----- Records shown -----
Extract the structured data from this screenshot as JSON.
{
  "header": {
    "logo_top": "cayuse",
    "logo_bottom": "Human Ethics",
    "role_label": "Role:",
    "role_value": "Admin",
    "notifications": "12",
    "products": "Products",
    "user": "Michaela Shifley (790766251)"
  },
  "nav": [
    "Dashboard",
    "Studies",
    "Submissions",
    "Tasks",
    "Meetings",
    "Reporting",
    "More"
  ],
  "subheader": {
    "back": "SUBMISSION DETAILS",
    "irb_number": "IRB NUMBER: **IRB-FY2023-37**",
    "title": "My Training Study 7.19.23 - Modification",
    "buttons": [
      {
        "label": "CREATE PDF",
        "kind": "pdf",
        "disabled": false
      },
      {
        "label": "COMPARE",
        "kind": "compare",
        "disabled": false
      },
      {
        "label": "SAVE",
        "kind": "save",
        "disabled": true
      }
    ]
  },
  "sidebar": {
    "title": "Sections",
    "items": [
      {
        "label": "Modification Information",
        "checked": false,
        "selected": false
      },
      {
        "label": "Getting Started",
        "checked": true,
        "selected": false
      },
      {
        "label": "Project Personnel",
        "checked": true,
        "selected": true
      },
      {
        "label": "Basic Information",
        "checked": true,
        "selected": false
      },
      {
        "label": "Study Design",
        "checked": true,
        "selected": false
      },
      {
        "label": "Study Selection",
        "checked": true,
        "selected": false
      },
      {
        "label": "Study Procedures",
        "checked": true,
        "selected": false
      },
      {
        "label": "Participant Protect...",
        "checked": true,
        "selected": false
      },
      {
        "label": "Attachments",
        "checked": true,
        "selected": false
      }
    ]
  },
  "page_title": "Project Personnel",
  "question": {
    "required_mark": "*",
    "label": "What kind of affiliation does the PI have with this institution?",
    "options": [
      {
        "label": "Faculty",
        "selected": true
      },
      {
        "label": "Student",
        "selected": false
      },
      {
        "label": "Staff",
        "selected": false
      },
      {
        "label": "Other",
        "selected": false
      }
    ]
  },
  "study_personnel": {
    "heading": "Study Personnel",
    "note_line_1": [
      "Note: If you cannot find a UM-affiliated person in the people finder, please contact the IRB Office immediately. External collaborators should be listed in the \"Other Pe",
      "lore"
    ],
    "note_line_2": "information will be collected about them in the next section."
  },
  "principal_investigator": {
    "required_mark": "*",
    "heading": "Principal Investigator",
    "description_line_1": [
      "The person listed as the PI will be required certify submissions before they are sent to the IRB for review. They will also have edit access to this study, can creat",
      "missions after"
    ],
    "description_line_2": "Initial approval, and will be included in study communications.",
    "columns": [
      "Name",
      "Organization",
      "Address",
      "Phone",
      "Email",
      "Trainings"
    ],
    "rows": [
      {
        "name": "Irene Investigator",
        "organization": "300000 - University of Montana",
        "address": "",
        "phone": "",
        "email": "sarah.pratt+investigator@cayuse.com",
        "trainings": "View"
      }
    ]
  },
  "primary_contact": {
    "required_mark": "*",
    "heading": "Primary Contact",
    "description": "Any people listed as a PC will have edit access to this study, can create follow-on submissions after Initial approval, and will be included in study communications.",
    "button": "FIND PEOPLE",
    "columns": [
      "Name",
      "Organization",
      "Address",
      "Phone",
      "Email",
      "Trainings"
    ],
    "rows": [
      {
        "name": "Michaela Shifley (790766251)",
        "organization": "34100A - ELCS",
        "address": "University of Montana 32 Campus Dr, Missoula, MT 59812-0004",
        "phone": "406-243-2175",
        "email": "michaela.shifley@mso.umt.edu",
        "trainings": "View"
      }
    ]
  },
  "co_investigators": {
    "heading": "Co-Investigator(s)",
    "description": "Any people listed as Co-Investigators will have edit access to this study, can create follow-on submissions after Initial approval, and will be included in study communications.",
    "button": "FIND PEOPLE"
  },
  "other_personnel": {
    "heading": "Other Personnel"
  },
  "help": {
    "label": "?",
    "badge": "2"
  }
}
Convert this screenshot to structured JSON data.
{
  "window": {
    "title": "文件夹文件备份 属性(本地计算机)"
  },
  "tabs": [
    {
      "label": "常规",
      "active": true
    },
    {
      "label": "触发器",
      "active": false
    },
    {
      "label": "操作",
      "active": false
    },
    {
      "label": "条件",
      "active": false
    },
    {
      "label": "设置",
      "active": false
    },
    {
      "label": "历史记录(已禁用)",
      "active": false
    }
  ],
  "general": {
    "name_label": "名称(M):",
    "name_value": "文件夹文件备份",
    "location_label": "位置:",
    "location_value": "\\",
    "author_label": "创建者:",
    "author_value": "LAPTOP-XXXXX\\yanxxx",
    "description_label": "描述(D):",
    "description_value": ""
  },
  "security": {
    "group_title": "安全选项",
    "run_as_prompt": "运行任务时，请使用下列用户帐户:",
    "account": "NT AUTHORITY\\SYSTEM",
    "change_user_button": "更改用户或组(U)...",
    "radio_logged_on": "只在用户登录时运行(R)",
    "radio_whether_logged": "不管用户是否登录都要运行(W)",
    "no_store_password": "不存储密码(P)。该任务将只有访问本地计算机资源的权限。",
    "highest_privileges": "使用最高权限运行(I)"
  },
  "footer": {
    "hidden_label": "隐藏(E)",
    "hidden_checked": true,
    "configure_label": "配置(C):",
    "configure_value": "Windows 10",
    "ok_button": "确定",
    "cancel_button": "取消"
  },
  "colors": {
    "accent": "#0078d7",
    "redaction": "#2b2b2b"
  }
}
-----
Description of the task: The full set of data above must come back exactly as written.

Result for this exercise:
Extract the structured data from this screenshot as JSON.
{
  "header": {
    "logo_top": "cayuse",
    "logo_bottom": "Human Ethics",
    "role_label": "Role:",
    "role_value": "Admin",
    "notifications": "12",
    "products": "Products",
    "user": "Michaela Shifley (790766251)"
  },
  "nav": [
    "Dashboard",
    "Studies",
    "Submissions",
    "Tasks",
    "Meetings",
    "Reporting",
    "More"
  ],
  "subheader": {
    "back": "SUBMISSION DETAILS",
    "irb_number": "IRB NUMBER: **IRB-FY2023-37**",
    "title": "My Training Study 7.19.23 - Modification",
    "buttons": [
      {
        "label": "CREATE PDF",
        "kind": "pdf",
        "disabled": false
      },
      {
        "label": "COMPARE",
        "kind": "compare",
        "disabled": false
      },
      {
        "label": "SAVE",
        "kind": "save",
        "disabled": true
      }
    ]
  },
  "sidebar": {
    "title": "Sections",
    "items": [
      {
        "label": "Modification Information",
        "checked": false,
        "selected": false
      },
      {
        "label": "Getting Started",
        "checked": true,
        "selected": false
      },
      {
        "label": "Project Personnel",
        "checked": true,
        "selected": true
      },
      {
        "label": "Basic Information",
        "checked": true,
        "selected": false
      },
      {
        "label": "Study Design",
        "checked": true,
        "selected": false
      },
      {
        "label": "Study Selection",
        "checked": true,
        "selected": false
      },
      {
        "label": "Study Procedures",
        "checked": true,
        "selected": false
      },
      {
        "label": "Participant Protect...",
        "checked": true,
        "selected": false
      },
      {
        "label": "Attachments",
        "checked": true,
        "selected": false
      }
    ]
  },
  "page_title": "Project Personnel",
  "question": {
    "required_mark": "*",
    "label": "What kind of affiliation does the PI have with this institution?",
    "options": [
      {
        "label": "Faculty",
        "selected": true
      },
      {
        "label": "Student",
        "selected": false
      },
      {
        "label": "Staff",
        "selected": false
      },
      {
        "label": "Other",
        "selected": false
      }
    ]
  },
  "study_personnel": {
    "heading": "Study Personnel",
    "note_line_1": [
      "Note: If you cannot find a UM-affiliated person in the people finder, please contact the IRB Office immediately. External collaborators should be listed in the \"Other Pe",
      "lore"
    ],
    "note_line_2": "information will be collected about them in the next section."
  },
  "principal_investigator": {
    "required_mark": "*",
    "heading": "Principal Investigator",
    "description_line_1": [
      "The person listed as the PI will be required certify submissions before they are sent to the IRB for review. They will also have edit access to this study, can creat",
      "missions after"
    ],
    "description_line_2": "Initial approval, and will be included in study communications.",
    "columns": [
      "Name",
      "Organization",
      "Address",
      "Phone",
      "Email",
      "Trainings"
    ],
    "rows": [
      {
        "name": "Irene Investigator",
        "organization": "300000 - University of Montana",
        "address": "",
        "phone": "",
        "email": "sarah.pratt+investigator@cayuse.com",
        "trainings": "View"
      }
    ]
  },
  "primary_contact": {
    "required_mark": "*",
    "heading": "Primary Contact",
    "description": "Any people listed as a PC will have edit access to this study, can create follow-on submissions after Initial approval, and will be included in study communications.",
    "button": "FIND PEOPLE",
    "columns": [
      "Name",
      "Organization",
      "Address",
      "Phone",
      "Email",
      "Trainings"
    ],
    "rows": [
      {
        "name": "Michaela Shifley (790766251)",
        "organization": "34100A - ELCS",
        "address": "University of Montana 32 Campus Dr, Missoula, MT 59812-0004",
        "phone": "406-243-2175",
        "email": "michaela.shifley@mso.umt.edu",
        "trainings": "View"
      }
    ]
  },
  "co_investigators": {
    "heading": "Co-Investigator(s)",
    "description": "Any people listed as Co-Investigators will have edit access to this study, can create follow-on submissions after Initial approval, and will be included in study communications.",
    "button": "FIND PEOPLE"
  },
  "other_personnel": {
    "heading": "Other Personnel"
  },
  "help": {
    "label": "?",
    "badge": "2"
  }
}
Convert this screenshot to structured JSON data.
{
  "window": {
    "title": "文件夹文件备份 属性(本地计算机)"
  },
  "tabs": [
    {
      "label": "常规",
      "active": true
    },
    {
      "label": "触发器",
      "active": false
    },
    {
      "label": "操作",
      "active": false
    },
    {
      "label": "条件",
      "active": false
    },
    {
      "label": "设置",
      "active": false
    },
    {
      "label": "历史记录(已禁用)",
      "active": false
    }
  ],
  "general": {
    "name_label": "名称(M):",
    "name_value": "文件夹文件备份",
    "location_label": "位置:",
    "location_value": "\\",
    "author_label": "创建者:",
    "author_value": "LAPTOP-XXXXX\\yanxxx",
    "description_label": "描述(D):",
    "description_value": ""
  },
  "security": {
    "group_title": "安全选项",
    "run_as_prompt": "运行任务时，请使用下列用户帐户:",
    "account": "NT AUTHORITY\\SYSTEM",
    "change_user_button": "更改用户或组(U)...",
    "radio_logged_on": "只在用户登录时运行(R)",
    "radio_whether_logged": "不管用户是否登录都要运行(W)",
    "no_store_password": "不存储密码(P)。该任务将只有访问本地计算机资源的权限。",
    "highest_privileges": "使用最高权限运行(I)"
  },
  "footer": {
    "hidden_label": "隐藏(E)",
    "hidden_checked": true,
    "configure_label": "配置(C):",
    "configure_value": "Windows 10",
    "ok_button": "确定",
    "cancel_button": "取消"
  },
  "colors": {
    "accent": "#0078d7",
    "redaction": "#2b2b2b"
  }
}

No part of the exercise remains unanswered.